Researching, writing and teaching about the Beat Generation movement

Minutes of Association Meetings - The Beat Studies Association

May 28, 2005: The BSA held its first business meeting at ALA. Each officer and member of the board spoke about their roles and future plans. All those interested were welcomed and encouraged to join. BSA will develop a program for the ALA conference to be held in San Francisco in 2006, and we hope to hold an independent BSA conference within the next few years. BSA is proposing a panel on Beat women writers at the SSAWW conference to be held in Philadelphia in 2006 (see website for call for proposals) and will seek to organize panels at other conferences. All members are encouraged to propose papers and panels at conferences. These can be advertised on the BSA website and in the newsletter.

“Border-Crossing Beats: Genre and Gender,” our Inaugural Panel, was held at the American Literature Association 16th Annual Conference on May 27 at 8 a.m. in Boston, Massachusetts.
Panelists included Ann Charters (University of Connecticut and BSA President) as Chair, Jennie Skerl (West Chester University and BSA Vice President) as Respondent, Terence Diggory (Skidmore College), Amy L. Friedman (Ursinus College), and Tim Hunt (Illinois State University).

Professor Diggory’s paper, “The Comic Oratory of Allen Ginsberg and Kenneth Koch,” pointed out that Ginsberg and Koch were part of the same scene at the beginning of their careers, and that they knew and commented on each other’s work, thereby challenging the presumed borders marking the Beat and New York School poets.

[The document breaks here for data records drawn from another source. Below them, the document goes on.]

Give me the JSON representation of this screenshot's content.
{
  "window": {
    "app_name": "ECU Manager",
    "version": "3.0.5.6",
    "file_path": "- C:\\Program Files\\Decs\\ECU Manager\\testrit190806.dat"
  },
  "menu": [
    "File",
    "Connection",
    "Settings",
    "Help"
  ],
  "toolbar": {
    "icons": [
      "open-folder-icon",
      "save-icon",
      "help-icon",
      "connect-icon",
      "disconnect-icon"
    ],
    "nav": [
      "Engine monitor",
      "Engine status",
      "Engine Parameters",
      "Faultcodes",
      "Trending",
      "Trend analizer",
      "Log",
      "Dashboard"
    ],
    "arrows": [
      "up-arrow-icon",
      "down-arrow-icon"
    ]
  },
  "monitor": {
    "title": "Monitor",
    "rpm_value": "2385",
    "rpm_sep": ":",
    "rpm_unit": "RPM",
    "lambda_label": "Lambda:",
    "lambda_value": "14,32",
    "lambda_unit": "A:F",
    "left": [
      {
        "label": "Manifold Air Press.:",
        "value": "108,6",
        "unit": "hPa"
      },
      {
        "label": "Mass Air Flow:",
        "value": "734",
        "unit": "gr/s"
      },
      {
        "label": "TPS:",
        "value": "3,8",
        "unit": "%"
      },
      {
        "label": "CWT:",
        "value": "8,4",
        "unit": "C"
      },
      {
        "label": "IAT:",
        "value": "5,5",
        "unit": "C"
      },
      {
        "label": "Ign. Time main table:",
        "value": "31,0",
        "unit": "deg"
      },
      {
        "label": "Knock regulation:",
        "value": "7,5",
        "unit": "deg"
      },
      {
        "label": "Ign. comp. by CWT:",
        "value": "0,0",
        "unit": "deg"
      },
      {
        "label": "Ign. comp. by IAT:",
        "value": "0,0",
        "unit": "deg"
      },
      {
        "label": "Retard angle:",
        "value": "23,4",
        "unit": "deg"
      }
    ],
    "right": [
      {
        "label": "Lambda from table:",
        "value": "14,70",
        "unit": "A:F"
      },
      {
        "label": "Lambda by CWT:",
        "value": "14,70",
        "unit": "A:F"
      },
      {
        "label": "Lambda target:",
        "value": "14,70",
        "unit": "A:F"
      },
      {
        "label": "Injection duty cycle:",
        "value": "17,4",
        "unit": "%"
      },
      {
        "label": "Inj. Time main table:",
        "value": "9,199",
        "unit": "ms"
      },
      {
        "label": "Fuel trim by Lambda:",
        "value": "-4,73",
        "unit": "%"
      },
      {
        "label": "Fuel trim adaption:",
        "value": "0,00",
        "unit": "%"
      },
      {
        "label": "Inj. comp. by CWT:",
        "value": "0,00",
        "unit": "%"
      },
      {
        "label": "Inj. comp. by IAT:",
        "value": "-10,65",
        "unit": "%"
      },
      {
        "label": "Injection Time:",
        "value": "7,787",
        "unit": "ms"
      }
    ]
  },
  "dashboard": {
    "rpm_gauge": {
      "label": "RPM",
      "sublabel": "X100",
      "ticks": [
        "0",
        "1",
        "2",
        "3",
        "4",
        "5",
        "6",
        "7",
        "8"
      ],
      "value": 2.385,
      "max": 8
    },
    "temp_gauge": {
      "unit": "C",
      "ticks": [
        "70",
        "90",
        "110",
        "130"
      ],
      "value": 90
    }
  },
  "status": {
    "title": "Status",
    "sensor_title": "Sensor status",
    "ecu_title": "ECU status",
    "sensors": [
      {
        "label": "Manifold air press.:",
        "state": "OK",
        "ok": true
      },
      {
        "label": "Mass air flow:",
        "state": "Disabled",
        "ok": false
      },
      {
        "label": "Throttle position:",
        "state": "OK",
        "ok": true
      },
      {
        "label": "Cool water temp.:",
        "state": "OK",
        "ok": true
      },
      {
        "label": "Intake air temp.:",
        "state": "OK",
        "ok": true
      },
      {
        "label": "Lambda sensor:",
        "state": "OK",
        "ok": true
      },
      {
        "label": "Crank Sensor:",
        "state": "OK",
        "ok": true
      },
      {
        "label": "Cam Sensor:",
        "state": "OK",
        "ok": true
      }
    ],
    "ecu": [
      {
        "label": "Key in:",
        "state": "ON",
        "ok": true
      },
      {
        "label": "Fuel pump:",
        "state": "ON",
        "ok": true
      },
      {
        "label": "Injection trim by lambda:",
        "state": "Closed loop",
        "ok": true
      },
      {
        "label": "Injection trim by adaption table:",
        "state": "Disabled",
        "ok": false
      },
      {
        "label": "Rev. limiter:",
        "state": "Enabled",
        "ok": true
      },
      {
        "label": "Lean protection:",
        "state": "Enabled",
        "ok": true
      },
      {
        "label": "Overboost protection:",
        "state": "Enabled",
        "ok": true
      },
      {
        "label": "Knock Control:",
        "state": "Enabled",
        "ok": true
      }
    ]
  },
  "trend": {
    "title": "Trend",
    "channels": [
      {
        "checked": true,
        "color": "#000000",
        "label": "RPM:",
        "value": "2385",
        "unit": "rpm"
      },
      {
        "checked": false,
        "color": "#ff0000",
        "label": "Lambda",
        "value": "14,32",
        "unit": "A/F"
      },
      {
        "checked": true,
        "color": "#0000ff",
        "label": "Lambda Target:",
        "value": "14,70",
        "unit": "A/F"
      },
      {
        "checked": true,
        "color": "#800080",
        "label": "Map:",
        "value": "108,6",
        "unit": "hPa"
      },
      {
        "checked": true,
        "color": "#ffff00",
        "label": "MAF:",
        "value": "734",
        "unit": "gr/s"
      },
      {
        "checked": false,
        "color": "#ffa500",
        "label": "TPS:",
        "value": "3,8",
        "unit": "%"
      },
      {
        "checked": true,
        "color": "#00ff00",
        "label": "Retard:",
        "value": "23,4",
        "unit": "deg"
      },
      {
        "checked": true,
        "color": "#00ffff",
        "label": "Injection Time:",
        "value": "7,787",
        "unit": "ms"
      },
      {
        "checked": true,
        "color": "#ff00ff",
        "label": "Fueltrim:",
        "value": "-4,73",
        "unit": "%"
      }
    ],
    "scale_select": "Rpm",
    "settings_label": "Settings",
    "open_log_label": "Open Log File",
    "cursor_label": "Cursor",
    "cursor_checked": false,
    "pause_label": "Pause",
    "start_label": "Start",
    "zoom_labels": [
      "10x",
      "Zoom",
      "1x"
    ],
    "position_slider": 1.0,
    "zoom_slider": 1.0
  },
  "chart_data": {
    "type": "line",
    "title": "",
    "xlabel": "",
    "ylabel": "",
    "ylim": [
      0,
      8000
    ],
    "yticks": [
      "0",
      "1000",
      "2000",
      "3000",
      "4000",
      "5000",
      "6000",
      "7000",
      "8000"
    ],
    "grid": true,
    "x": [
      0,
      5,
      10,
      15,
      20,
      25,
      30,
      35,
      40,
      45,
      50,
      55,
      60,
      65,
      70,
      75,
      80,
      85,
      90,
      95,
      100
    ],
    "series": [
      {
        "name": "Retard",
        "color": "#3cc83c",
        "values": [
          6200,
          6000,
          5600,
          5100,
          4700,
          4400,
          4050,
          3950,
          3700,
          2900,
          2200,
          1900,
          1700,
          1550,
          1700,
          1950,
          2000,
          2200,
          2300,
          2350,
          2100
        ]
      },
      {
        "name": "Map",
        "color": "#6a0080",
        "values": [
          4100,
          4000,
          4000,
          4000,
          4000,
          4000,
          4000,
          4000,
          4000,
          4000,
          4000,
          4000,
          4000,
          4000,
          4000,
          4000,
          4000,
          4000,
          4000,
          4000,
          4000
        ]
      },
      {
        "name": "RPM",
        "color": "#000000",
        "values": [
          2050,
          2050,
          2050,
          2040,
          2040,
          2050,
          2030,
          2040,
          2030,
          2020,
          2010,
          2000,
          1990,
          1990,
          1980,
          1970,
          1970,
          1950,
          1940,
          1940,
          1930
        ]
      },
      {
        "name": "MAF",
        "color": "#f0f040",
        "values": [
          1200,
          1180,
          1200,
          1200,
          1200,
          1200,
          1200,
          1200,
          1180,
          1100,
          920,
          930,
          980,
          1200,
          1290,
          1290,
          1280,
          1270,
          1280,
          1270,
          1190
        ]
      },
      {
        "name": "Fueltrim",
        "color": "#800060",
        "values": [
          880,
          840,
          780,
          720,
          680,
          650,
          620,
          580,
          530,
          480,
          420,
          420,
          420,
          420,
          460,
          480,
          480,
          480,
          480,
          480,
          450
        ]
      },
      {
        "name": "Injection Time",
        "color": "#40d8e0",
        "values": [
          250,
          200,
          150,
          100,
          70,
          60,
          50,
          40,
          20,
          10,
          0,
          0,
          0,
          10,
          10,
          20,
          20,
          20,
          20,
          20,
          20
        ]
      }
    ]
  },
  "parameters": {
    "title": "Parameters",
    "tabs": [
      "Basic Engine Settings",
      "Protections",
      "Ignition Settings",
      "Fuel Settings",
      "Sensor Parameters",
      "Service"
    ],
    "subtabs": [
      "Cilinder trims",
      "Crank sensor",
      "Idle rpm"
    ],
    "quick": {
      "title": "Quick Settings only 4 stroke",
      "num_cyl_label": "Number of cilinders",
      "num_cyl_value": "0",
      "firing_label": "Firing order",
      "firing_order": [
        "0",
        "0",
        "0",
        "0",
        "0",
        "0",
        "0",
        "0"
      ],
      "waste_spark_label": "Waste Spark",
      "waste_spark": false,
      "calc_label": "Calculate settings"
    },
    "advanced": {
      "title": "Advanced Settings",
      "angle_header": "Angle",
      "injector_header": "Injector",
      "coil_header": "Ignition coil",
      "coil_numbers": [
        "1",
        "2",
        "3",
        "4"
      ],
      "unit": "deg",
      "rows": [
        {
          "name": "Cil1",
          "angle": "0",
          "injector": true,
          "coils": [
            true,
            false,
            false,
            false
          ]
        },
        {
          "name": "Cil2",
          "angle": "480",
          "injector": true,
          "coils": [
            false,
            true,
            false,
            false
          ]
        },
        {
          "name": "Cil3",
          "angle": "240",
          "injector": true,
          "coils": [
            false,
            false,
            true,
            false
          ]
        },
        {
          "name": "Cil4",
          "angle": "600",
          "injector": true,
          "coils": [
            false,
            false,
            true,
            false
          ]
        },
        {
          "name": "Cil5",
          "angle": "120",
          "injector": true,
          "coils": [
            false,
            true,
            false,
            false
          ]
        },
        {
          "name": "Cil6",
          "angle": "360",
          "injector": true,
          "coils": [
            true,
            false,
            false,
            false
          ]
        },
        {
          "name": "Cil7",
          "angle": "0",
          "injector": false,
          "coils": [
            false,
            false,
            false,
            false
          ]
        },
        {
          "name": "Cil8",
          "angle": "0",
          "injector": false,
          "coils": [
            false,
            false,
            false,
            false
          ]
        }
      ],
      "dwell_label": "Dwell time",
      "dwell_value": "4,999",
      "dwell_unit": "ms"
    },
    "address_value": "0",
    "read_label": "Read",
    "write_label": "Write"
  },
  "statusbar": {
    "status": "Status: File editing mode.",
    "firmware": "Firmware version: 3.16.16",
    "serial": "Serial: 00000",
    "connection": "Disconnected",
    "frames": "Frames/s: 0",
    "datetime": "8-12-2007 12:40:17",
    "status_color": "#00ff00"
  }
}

He compared and contrasted the use of humor, wit, and the comic mixture of tone in both poets’ work, particularly their combination of “the serious and the silly” by employing images from popular culture.

Professor Friedman’s paper, “Joanne Kyger: Still in Step with the Beat?”, questioned the Beat designation for Kyger whose lifetime work goes beyond Beat affiliations, both early and late in her career, and whose status as a female counter-cultural writer is similar to that of other women whose association with a movement confers critical visibility, but which also mis-identifies. Her paper discussed Kyger’s witty, ironic, and chatty style which challenges masculine rhetoric and behavior with humor and which juxtaposes the mystical and the ordinary.

Professor Tim Hunt’s paper, “Kerouac’s Dialogue of the Aural and the Visual,” dealt with Kerouac’s move to greater experimentation after On the Road and with his development of a Beat aesthetic that subverted or ignored modernist practice by emphasizing performance and speech rather than the literary object on the page. He then moved into a more general discussion of the disruptive nature of Beat writing, which has not been adequately theorized because of the greater historical focus on the Beats as a social movement.

Respondent Jennie Skerl remarked that all three papers problematized the standard narratives about Beat aesthetics, individual Beat identities or identification with the movement, and were part of current scholarship that is defining the Beats as part of many “border-crossing” poetry groups and bohemian movements during the mid-20th century. Diggory and Friedman’s papers both pointed to poets’ use of humor, satire, wit, images from popular culture and everyday life, and colloquial speech to undercut ego and hierarchies. Hunt’s paper also focused on the Beat subversion of established modernist hierarchies. This common theme in all three papers led Skerl to ask the panelists to comment further on a poetics that reverses or subverts hierarchies.BSA held its first business meeting at ALA. See our Officers and Executive Board page for a report of the meeting.

Additional ALA Paper on the Beats

‘Breaking the Frame — Race and Beat in the Early Works of Bob Kaufman and LeRoi Jones” was presented by Tom Pynn of Kennesaw State University. Pynn argued that when Simone de Beauvoir came to the United States in the late forties and published her essay, “An Existentialist Looks at Americans,” (1947) she came to many of the same conclusions about American existence that Beat writers did: while there is an “American dynamism” that asserts “itself against the inertia of the given by dominating things, by invading them, by incorporating their structures into the world of man,” most Americans, however, are “waiting for death.” Challenging Enlightenment Liberalism’s promise of emancipation, Beat aesthetics offers an intimate orientation in which subject and object retain their respective uniqueness even in the midst of relation because Beat aesthetics is predicated on embodied consciousnes privileging expression, feeling, immediacy and other modes of intimacy eclipsed by rational strategies of knowing. Despite the “shared literary stance” and an existential concern for human freedom between Euro-American and African-American Beat writers and artists, however, there was difference in racial identities to contend with. For Bob Kaufman and the pre-1965 LeRoi Jones, this meant that to establish their own literary voices they had to question liberalism’s desire to make all things equal in order to transcend race and America’s promises of emancipation.